But the other two collars the captain held weren’t heavy iron. They were only a couple of inches wide, very thin and made of etched gold. They were hinged on one side, and on the other was a loop for a lock, with another ring below made to be hooked on to things.
And then it all clicked. Teman had heard the rumors regarding slaves the malik kept in his palace. Slavery was still a very common practice even within their own country of Neyem, though usually it was more along the lines of indentured servitude. And he’d never had it confirmed exactly what the palace slaves did, though the rumors were that they were pleasure slaves.
He’d had trouble believing it. The malik was so cold and looked so… untouchable that Teman couldn’t quite reconcile the idea of the man doing anything as warm and human as sex. Whether the malik was involved or not, the golden collar the captain was holding couldn’t be mistaken. It was most definitely a representation of palace servitude. But, what kind?
Teman looked from the collars up to the captain, raising his eyebrows. The captain met his eyes, then spoke. “I told you that I have some leeway in punishment. I have the right to toss you in the dungeon. But I think it would be a waste.” Teman wondered at the tone of voice. It seemed almost regretful at the idea of sending them down there, but Teman couldn’t figure out why this man would possibly care about them or what difference their fate would make to him.
“Instead I will offer you a choice,” the captain said, meeting first Teman’s eyes, then Jasim’s, before lifting the rings again. He held one of each type in each hand, and dropped them at their feet. “The gold collar is worn by palace slaves. You will lose your freedom one way or the other, but how you lose it is up to you.”
He turned, walked back to his chair and considered them carefully, then continued in a quiet voice. “The palace slaves are pleasure slaves. They serve the malik and the amirs, the masters and mistresses of the palace and their visitors. If you choose that, you are a slave. Your choice ends there. What they wish to do to or with you is entirely up to them.
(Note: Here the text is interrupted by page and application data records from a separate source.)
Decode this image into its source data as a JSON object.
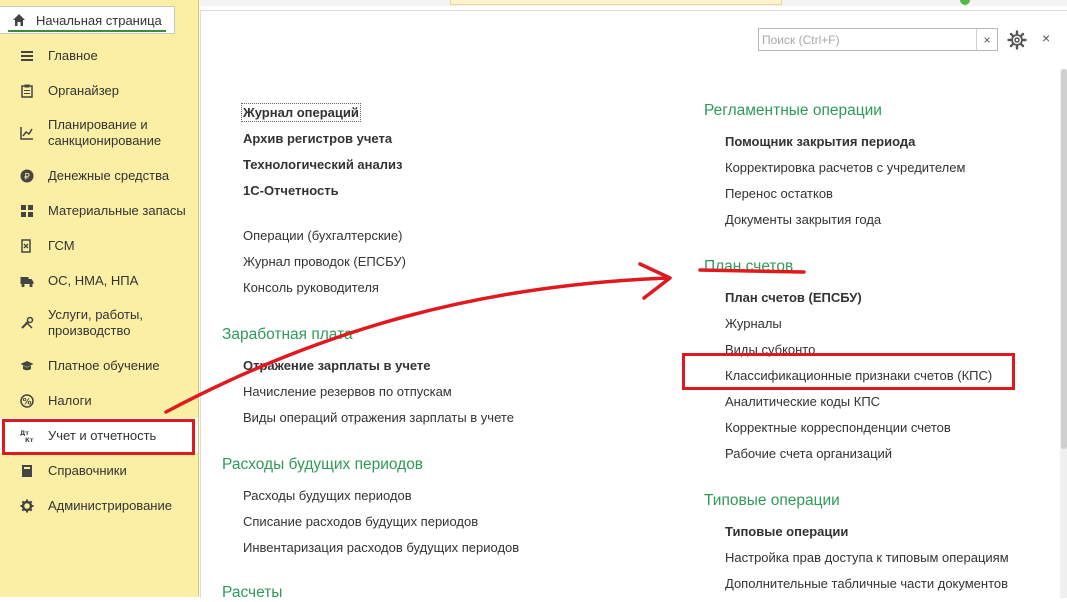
{
  "sidebar": {
    "home_tab": "Начальная страница",
    "items": [
      {
        "label": "Главное",
        "icon": "menu-lines-icon"
      },
      {
        "label": "Органайзер",
        "icon": "clipboard-icon"
      },
      {
        "label": "Планирование и санкционирование",
        "icon": "chart-icon"
      },
      {
        "label": "Денежные средства",
        "icon": "ruble-coin-icon"
      },
      {
        "label": "Материальные запасы",
        "icon": "grid-icon"
      },
      {
        "label": "ГСМ",
        "icon": "fuel-icon"
      },
      {
        "label": "ОС, НМА, НПА",
        "icon": "truck-icon"
      },
      {
        "label": "Услуги, работы, производство",
        "icon": "tools-icon"
      },
      {
        "label": "Платное обучение",
        "icon": "graduation-cap-icon"
      },
      {
        "label": "Налоги",
        "icon": "tax-icon"
      },
      {
        "label": "Учет и отчетность",
        "icon": "dt-kt-icon"
      },
      {
        "label": "Справочники",
        "icon": "book-icon"
      },
      {
        "label": "Администрирование",
        "icon": "gear-icon"
      }
    ]
  },
  "search": {
    "placeholder": "Поиск (Ctrl+F)",
    "clear": "×"
  },
  "window": {
    "close": "×"
  },
  "left_column": {
    "top_links": [
      "Журнал операций",
      "Архив регистров учета",
      "Технологический анализ",
      "1С-Отчетность"
    ],
    "plain_links": [
      "Операции (бухгалтерские)",
      "Журнал проводок (ЕПСБУ)",
      "Консоль руководителя"
    ],
    "salary": {
      "title": "Заработная плата",
      "links": [
        "Отражение зарплаты в учете",
        "Начисление резервов по отпускам",
        "Виды операций отражения зарплаты в учете"
      ]
    },
    "deferred": {
      "title": "Расходы будущих периодов",
      "links": [
        "Расходы будущих периодов",
        "Списание расходов будущих периодов",
        "Инвентаризация расходов будущих периодов"
      ]
    },
    "settlements": {
      "title": "Расчеты"
    }
  },
  "right_column": {
    "regl": {
      "title": "Регламентные операции",
      "links": [
        "Помощник закрытия периода",
        "Корректировка расчетов с учредителем",
        "Перенос остатков",
        "Документы закрытия года"
      ]
    },
    "chart_of_accounts": {
      "title": "План счетов",
      "links": [
        "План счетов (ЕПСБУ)",
        "Журналы",
        "Виды субконто",
        "Классификационные признаки счетов (КПС)",
        "Аналитические коды КПС",
        "Корректные корреспонденции счетов",
        "Рабочие счета организаций"
      ]
    },
    "typical": {
      "title": "Типовые операции",
      "links": [
        "Типовые операции",
        "Настройка прав доступа к типовым операциям",
        "Дополнительные табличные части документов"
      ]
    }
  },
  "colors": {
    "accent_green": "#2f9a57",
    "sidebar_bg": "#fbeea5",
    "annotation_red": "#e0191f"
  }
}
Your body will no longer belong to you; it will belong to them. When it comes to many things, you will no longer have free will.”
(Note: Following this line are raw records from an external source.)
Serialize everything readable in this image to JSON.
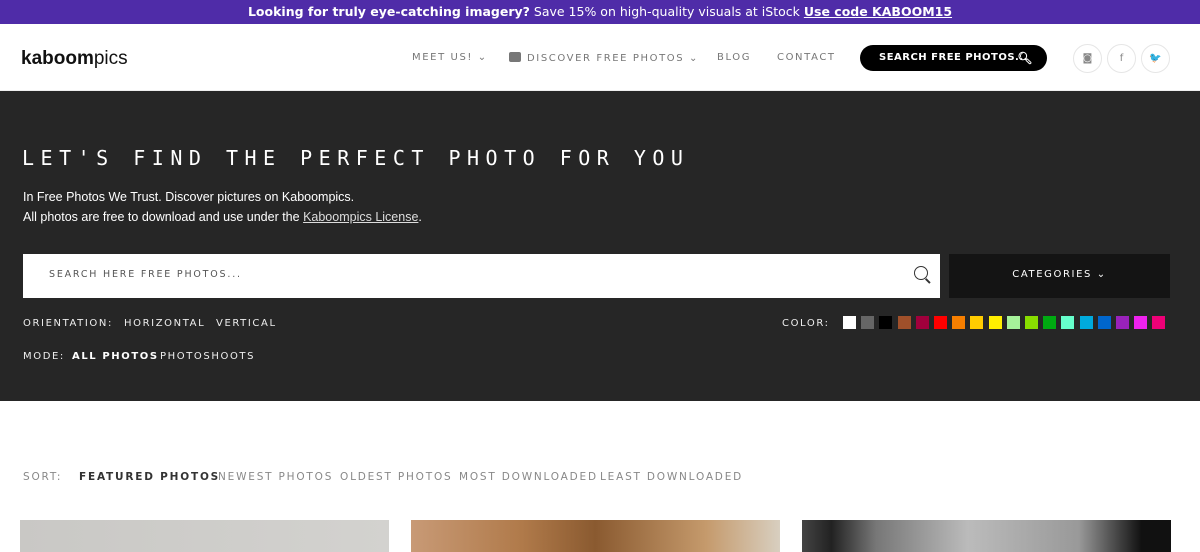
{
  "banner": {
    "bold": "Looking for truly eye-catching imagery?",
    "text": " Save 15% on high-quality visuals at iStock ",
    "code": "Use code KABOOM15"
  },
  "header": {
    "logo_bold": "kaboom",
    "logo_light": "pics",
    "nav": [
      "MEET US! ⌄",
      "DISCOVER FREE PHOTOS ⌄",
      "BLOG",
      "CONTACT"
    ],
    "search_label": "SEARCH FREE PHOTOS...",
    "social": [
      "instagram-icon",
      "facebook-icon",
      "twitter-icon"
    ],
    "social_glyphs": [
      "◙",
      "f",
      "🐦"
    ]
  },
  "hero": {
    "title": "LET'S FIND THE PERFECT PHOTO FOR YOU",
    "line1": "In Free Photos We Trust. Discover pictures on Kaboompics.",
    "line2_pre": "All photos are free to download and use under the ",
    "license_link": "Kaboompics License",
    "line2_post": ".",
    "search_placeholder": "SEARCH HERE FREE PHOTOS...",
    "categories": "CATEGORIES ⌄",
    "orientation_label": "ORIENTATION:",
    "orientation": [
      "HORIZONTAL",
      "VERTICAL"
    ],
    "mode_label": "MODE:",
    "modes": [
      "ALL PHOTOS",
      "PHOTOSHOOTS"
    ],
    "color_label": "COLOR:",
    "colors": [
      "#ffffff",
      "#666666",
      "#000000",
      "#a0502a",
      "#a0003c",
      "#ff0000",
      "#f77f00",
      "#ffcc00",
      "#ffee00",
      "#a6f29a",
      "#88dd00",
      "#00aa11",
      "#66ffcc",
      "#00aadd",
      "#0066cc",
      "#9922bb",
      "#ee22ee",
      "#ee0077"
    ]
  },
  "sort": {
    "label": "SORT:",
    "options": [
      "FEATURED PHOTOS",
      "NEWEST PHOTOS",
      "OLDEST PHOTOS",
      "MOST DOWNLOADED",
      "LEAST DOWNLOADED"
    ],
    "active": "FEATURED PHOTOS"
  },
  "accent": "#4f2ca8"
}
He paused to allow the words to sink in. Then he said simply, “Or you may take the other.”
Teman didn’t have to ask what the other was. It was a one-way trip to the dungeons and darkness, bare minimums on food, drink, and even air. And the near impossibility of escape. As a palace slave, he might well have a much better chance. He didn’t know if they were chained or locked up in any way, but he figured, one way or the other, there was a greater possibility of getting out. And, at the very least, it was likely to be better until he could try for freedom. He glanced over to see his best friend’s eyes fixed on the two collars on the floor. Jasim’s expression showed the confused jumble of thoughts that were undoubtedly mirrored on Teman’s own face.
He wanted to ask what being a pleasure slave really entailed, wanted to ask a million questions that crowded into his head, but he held his tongue. He knew enough about the alternative that, in the end, he didn’t think it really was much of a choice. He wasn’t sure why he hesitated. It wasn’t like he’d never had sex before. He’d done plenty with both genders. He’d never been attached, so that wasn’t an issue either.
And, in the end, the one thing that meant the most—his freedom—wasn’t an option either way.
His best friend looked over at him and met his eyes. Jasim nodded, Teman gave one in return, and together, they knelt down and picked up their fate.